Exercise prompt:
Scan the records for the word "this". Copy each line that includes it.

Dataset excerpts:
::::::::
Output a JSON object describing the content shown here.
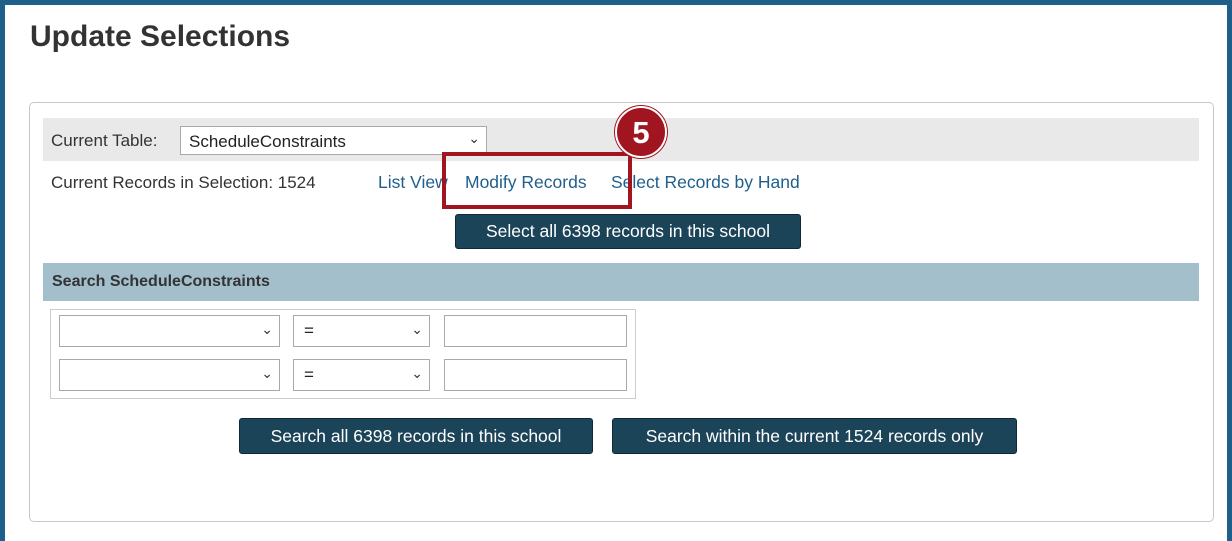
{
  "page": {
    "title": "Update Selections"
  },
  "table_bar": {
    "label": "Current Table:",
    "selected_table": "ScheduleConstraints"
  },
  "selection": {
    "records_label": "Current Records in Selection: 1524",
    "links": {
      "list_view": "List View",
      "modify_records": "Modify Records",
      "select_by_hand": "Select Records by Hand"
    },
    "select_all_button": "Select all 6398 records in this school"
  },
  "search": {
    "header": "Search ScheduleConstraints",
    "rows": [
      {
        "field": "",
        "operator": "=",
        "value": ""
      },
      {
        "field": "",
        "operator": "=",
        "value": ""
      }
    ],
    "search_all_button": "Search all 6398 records in this school",
    "search_within_button": "Search within the current 1524 records only"
  },
  "annotation": {
    "step_number": "5",
    "color": "#a01520"
  },
  "colors": {
    "frame": "#1f5f8b",
    "link": "#1f5f8b",
    "button": "#1b4459",
    "search_header": "#a3bfcb",
    "table_bar": "#e9e9e9"
  },
  "icons": {
    "dropdown": "chevron-down-icon"
  }
}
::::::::
Written response:
    "select_all_button": "Select all 6398 records in this school"
    "search_all_button": "Search all 6398 records in this school",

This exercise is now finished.